Michael Steele’s election as chairman of the Republican National Committee puts him in an unusual position: an African-American leading a political party that traditionally has received precious little support from blacks.
Only 4 percent of blacks voted for the GOP candidate, John McCain, in November’s election; 95 percent went for a guy named Obama. And more than personal affinity was at play: Democrats have won at least 83 percent of African-American voters in every presidential election since 1976. Blacks are far and away the party’s most loyal backers.
Indeed 90 percent of McCain’s voters were whites (compared with 61 percent of Barack Obama’s). And beyond the election, national data from our ABC News/Washington Post polls look just the same: On average across 2008, just 4 percent of blacks identified themselves as Republicans, and 90 percent of Republicans were whites.
Nor is this new: Aggregating all our ABC/Post polls since 1981 – looking at more than a generation of political affiliation (and more than 420,000 interviews, mind you) – it's the same: Across this period just 6 percent of blacks have identified themselves as Republicans, and 91 percent of Republicans have been whites. (Among all adults, for comparison, 75 percent are whites.)
Certainly some outreach is in order, given not just these results but also the retreat in Republican affiliation since 2004, as the unpopular Iraq war and mounting disapproval of George W. Bush reversed a generation of gains for the party.
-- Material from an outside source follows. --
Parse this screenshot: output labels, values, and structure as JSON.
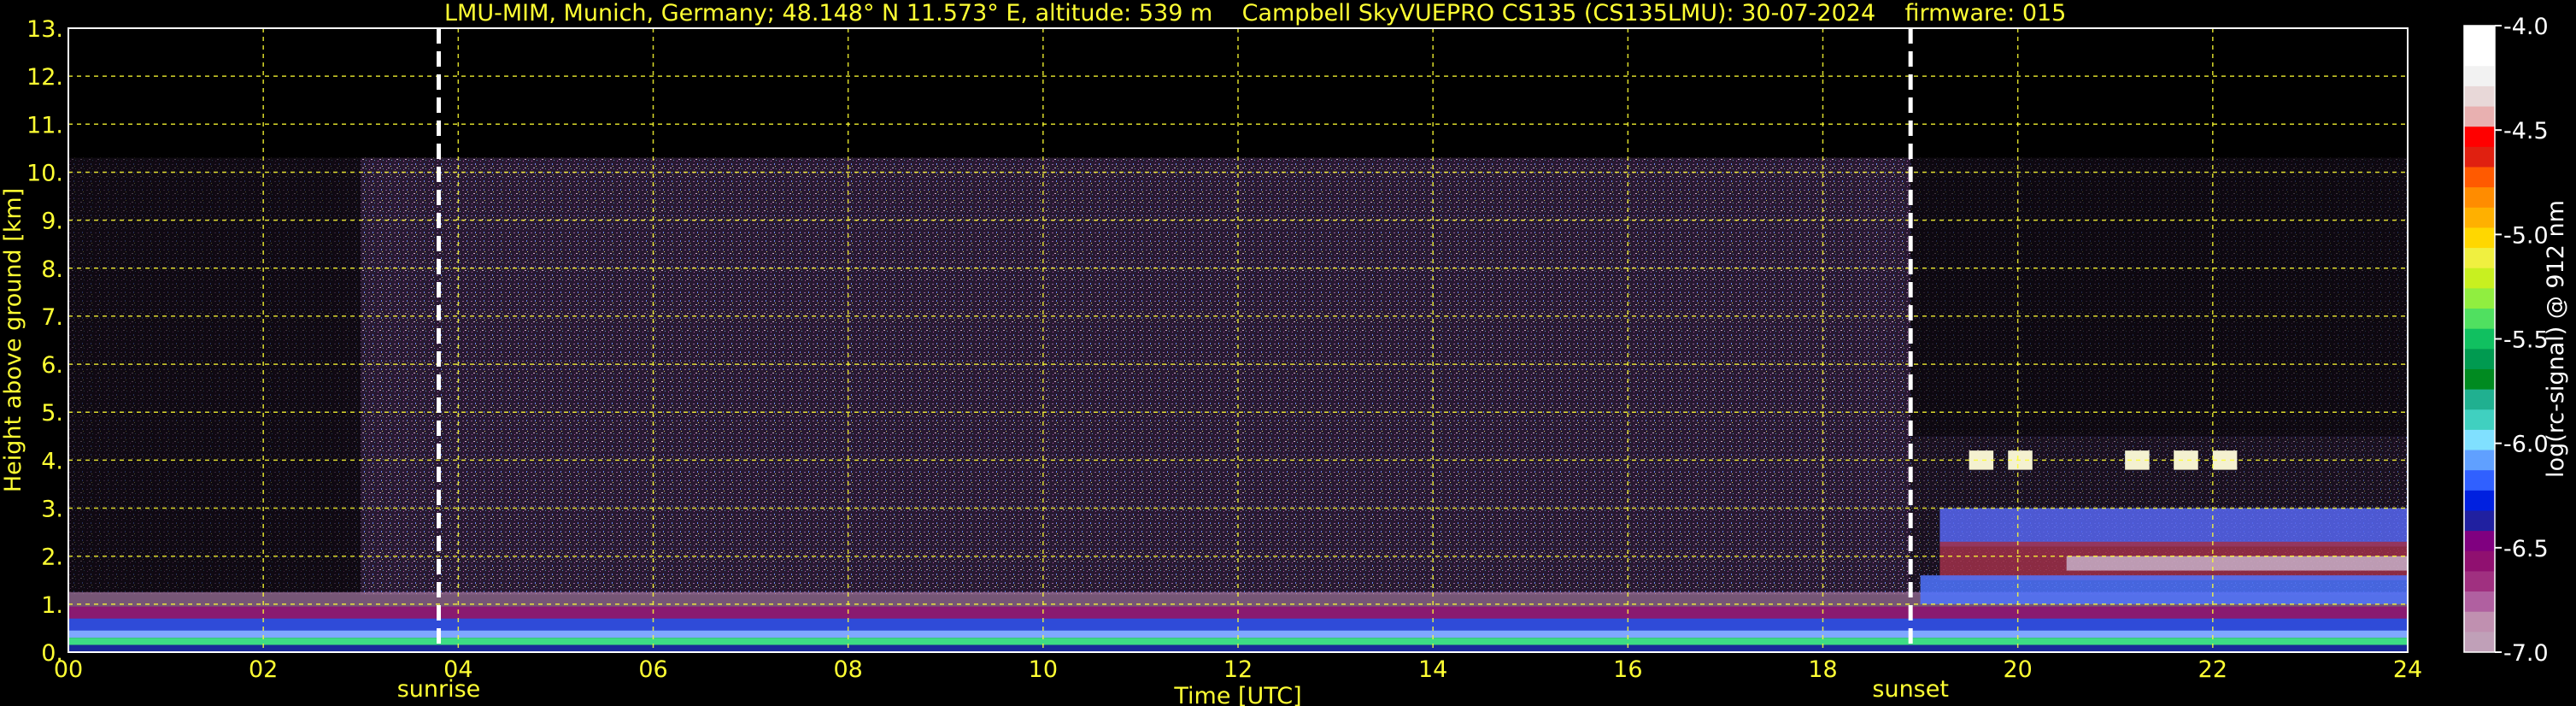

It’s been noted that the GOP’s in danger of becoming regionalized – a white, Southern party – and the 2008 election surely pointed that way. White Southerners voted for McCain by 69-30 percent. Whites elsewhere split evenly, 49-49 percent, between McCain and Obama.
Steele, a former Maryland lieutenant governor, addressed that result in his acceptance remarks today: “We are going to win again in the Northeast. We're going to continue to win in the South. We are going to win with a new storm in the Midwest. And we're going to get to the West, we're going to lock it down, and we're going to win there too.”
Big plans for that rarest of political figures, a black Republican, one now chairing his party. But who knows? Big plans sometimes work out. Just ask Mr. Obama.